Violinists Matthew Truscott (director) and Margaret Faultless, violist John Crockatt, cellist and viola da gamba player Jonathan Manson, trumpeter David Blackadder and harpsichordist Steven Devine played works requiring a variety of ensembles to illustrate the breadth of musical endeavour before the advent of what became known as the Classical era.

On Tuesday evening the baritone Roderick Williams, accompanied by the pianist Roger Vignoles, sang songs by composers ranging from Franz Schubert (1797-1828) to Benjamin Britten (1913-1976).

In a programme entitled Hearing Pictures the two artists performed works that explored Man’s relationship with the natural world in music that was inspired by painting and poetry.

Mr Williams’ rich baritone, and his ability to sing with equal ease in English, German and French entirely from memory, together with Mr Vignoles’ brilliance as an accompanist, made this an evening of which one felt privileged to be part. Mr Williams truly is one of the great singers of the 21st century.

The festival continues every evening and some lunchtimes until Saturday 25th May with a concert by the Chipping Campden Festival Academy Orchestra conducted by Thomas Hull, the event’s artistic director, that includes the soprano Sophie Bevan singing songs by Richard Strauss.

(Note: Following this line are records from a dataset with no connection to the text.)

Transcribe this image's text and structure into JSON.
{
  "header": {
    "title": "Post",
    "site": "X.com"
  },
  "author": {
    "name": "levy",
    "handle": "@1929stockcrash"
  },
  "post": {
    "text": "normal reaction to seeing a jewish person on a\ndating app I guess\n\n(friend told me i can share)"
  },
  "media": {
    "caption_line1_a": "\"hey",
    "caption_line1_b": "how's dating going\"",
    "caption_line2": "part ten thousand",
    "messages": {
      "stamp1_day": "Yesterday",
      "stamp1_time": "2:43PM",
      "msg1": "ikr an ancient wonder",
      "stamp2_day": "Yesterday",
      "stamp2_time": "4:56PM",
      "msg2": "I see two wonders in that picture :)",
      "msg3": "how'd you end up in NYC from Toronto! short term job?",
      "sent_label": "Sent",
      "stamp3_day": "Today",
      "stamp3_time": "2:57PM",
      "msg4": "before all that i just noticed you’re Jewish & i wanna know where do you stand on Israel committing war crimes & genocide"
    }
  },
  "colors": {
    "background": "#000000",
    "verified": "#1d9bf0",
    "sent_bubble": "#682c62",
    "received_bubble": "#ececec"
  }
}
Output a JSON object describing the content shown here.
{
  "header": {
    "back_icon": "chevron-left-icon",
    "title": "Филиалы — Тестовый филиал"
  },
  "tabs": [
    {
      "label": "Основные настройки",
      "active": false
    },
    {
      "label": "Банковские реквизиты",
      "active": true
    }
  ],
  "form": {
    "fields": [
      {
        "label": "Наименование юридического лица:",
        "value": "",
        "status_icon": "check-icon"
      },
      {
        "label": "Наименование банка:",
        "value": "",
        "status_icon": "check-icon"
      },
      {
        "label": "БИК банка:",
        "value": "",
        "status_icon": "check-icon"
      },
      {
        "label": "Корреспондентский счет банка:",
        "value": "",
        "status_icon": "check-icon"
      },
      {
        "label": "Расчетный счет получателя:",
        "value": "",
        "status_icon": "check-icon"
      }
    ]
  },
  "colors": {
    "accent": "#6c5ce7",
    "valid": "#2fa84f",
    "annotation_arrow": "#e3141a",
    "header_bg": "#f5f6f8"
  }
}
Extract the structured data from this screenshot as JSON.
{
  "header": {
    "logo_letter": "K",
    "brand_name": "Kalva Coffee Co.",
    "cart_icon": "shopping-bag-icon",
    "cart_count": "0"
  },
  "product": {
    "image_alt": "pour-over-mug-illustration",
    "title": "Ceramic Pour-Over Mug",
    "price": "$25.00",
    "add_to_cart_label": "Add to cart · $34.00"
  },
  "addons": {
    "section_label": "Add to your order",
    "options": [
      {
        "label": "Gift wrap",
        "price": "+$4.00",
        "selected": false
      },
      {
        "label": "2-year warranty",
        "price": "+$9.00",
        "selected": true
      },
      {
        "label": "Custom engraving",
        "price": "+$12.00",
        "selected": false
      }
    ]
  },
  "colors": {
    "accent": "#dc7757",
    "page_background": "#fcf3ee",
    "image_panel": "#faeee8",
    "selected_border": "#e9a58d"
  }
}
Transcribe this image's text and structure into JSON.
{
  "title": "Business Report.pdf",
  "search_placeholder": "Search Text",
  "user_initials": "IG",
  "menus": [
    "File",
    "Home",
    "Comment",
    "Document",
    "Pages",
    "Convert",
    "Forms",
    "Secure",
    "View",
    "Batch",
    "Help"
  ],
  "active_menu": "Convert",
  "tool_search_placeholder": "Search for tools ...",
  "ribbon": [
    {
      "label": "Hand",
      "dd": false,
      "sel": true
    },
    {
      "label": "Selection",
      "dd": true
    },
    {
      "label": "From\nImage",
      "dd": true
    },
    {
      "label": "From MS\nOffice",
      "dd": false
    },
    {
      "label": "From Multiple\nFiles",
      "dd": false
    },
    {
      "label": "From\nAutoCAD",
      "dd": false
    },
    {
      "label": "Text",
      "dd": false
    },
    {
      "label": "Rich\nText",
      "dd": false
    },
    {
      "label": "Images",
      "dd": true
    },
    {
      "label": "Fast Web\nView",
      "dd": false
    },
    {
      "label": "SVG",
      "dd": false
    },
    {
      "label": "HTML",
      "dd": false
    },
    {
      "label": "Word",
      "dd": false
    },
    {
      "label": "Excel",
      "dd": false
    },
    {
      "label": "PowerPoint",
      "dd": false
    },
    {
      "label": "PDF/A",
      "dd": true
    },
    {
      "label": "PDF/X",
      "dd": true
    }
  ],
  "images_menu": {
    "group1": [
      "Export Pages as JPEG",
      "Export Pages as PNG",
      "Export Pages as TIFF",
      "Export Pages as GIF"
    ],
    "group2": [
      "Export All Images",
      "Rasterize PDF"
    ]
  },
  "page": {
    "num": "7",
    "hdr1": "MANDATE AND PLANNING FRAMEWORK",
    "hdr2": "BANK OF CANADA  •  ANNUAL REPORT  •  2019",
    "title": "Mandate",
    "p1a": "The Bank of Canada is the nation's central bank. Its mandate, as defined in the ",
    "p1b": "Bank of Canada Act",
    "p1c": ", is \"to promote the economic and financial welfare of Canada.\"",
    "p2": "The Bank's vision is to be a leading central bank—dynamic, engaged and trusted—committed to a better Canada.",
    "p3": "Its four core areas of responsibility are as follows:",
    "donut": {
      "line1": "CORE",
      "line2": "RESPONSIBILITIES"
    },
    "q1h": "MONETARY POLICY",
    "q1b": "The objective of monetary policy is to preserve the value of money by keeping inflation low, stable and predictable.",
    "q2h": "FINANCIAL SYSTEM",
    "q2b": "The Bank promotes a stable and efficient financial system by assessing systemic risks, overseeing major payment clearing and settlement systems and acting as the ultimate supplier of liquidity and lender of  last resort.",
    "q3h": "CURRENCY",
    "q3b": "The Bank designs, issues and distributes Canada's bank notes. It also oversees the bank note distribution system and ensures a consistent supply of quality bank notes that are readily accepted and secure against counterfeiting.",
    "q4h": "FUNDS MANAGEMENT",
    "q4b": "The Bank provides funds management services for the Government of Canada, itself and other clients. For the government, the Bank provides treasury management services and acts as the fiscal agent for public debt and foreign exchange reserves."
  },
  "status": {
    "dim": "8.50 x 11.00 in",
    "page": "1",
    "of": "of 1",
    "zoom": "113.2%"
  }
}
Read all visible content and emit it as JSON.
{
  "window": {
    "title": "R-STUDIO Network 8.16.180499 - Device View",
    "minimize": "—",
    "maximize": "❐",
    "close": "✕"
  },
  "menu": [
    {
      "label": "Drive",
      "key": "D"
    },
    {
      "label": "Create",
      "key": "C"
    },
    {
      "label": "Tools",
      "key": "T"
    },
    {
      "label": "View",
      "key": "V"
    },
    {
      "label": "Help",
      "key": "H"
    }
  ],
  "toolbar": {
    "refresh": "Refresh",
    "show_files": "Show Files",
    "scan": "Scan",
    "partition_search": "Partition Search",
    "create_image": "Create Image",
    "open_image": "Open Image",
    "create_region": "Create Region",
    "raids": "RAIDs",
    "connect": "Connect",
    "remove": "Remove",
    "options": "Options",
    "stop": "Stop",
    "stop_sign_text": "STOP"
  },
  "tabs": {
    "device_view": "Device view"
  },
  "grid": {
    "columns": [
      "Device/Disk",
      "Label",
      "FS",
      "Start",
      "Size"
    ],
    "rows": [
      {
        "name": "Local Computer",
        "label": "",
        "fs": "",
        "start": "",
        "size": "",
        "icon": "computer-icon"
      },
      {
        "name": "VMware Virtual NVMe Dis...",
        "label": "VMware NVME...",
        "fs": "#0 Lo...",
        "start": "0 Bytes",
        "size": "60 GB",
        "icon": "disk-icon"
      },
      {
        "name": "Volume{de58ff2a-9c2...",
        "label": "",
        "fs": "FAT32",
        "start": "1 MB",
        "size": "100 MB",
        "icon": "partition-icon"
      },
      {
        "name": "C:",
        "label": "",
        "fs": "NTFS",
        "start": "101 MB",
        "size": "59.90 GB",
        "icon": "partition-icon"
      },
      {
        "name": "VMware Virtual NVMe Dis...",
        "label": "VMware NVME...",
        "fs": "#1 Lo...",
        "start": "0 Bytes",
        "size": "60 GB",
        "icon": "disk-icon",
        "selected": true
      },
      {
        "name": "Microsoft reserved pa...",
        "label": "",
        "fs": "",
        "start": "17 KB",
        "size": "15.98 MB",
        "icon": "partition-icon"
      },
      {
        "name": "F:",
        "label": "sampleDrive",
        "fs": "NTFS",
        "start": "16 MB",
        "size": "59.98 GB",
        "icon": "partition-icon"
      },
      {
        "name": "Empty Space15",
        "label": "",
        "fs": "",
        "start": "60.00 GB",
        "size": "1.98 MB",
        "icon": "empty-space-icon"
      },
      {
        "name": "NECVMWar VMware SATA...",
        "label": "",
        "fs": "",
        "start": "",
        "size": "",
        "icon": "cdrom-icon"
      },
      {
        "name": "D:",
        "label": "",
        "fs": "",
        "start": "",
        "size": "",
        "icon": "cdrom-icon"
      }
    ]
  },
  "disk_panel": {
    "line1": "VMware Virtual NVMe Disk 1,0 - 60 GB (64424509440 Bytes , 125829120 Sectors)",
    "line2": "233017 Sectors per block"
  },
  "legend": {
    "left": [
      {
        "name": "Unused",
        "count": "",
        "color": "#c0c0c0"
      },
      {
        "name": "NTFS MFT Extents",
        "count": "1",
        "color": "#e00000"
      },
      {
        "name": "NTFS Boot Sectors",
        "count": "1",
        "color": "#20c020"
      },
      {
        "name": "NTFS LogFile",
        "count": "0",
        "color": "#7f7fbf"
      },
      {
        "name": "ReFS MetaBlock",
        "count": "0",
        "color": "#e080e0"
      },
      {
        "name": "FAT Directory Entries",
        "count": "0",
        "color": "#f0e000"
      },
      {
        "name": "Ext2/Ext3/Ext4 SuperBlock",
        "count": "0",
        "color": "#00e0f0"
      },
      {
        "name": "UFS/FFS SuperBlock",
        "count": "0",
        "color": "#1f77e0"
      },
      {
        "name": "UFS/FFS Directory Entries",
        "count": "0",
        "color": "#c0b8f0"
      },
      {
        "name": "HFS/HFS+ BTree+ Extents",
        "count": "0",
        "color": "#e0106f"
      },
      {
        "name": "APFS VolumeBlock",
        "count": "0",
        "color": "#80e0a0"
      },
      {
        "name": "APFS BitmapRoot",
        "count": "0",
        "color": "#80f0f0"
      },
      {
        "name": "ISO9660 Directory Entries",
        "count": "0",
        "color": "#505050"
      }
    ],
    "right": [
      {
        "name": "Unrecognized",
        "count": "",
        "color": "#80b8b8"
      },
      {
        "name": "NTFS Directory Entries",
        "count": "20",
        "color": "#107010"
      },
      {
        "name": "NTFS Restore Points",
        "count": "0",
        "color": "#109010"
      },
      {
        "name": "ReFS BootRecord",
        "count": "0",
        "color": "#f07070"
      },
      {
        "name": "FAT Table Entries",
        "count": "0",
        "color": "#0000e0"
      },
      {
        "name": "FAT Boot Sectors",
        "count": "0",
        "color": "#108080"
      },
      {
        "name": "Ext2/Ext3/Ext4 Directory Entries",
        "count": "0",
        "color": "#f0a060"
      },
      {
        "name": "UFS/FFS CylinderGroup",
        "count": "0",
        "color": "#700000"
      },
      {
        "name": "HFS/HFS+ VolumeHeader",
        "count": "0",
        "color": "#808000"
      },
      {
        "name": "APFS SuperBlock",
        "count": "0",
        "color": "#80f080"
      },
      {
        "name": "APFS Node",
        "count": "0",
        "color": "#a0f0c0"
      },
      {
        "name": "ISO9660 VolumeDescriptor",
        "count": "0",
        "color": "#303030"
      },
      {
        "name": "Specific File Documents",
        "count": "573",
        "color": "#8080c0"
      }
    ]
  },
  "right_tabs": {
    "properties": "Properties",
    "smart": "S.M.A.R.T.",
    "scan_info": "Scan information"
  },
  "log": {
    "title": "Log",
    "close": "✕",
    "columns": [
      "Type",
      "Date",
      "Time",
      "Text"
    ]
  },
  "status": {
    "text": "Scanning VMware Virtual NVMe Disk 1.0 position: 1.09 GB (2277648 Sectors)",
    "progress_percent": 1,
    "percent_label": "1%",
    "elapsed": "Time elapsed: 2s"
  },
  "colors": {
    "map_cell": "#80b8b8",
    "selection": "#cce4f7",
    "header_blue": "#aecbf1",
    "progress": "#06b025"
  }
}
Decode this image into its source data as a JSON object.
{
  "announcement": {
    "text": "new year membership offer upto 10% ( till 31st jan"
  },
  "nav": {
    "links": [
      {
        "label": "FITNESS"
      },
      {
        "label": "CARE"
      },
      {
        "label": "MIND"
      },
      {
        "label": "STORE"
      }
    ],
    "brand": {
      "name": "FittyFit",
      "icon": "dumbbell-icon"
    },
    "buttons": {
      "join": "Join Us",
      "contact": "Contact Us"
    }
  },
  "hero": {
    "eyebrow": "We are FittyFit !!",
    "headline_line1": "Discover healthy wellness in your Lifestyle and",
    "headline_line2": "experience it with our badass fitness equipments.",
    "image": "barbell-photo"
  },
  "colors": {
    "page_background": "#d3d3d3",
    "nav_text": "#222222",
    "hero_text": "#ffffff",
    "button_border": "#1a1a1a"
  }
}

This site uses cookies. By continuing to browse the site you are agreeing to our use of cookies - Learn More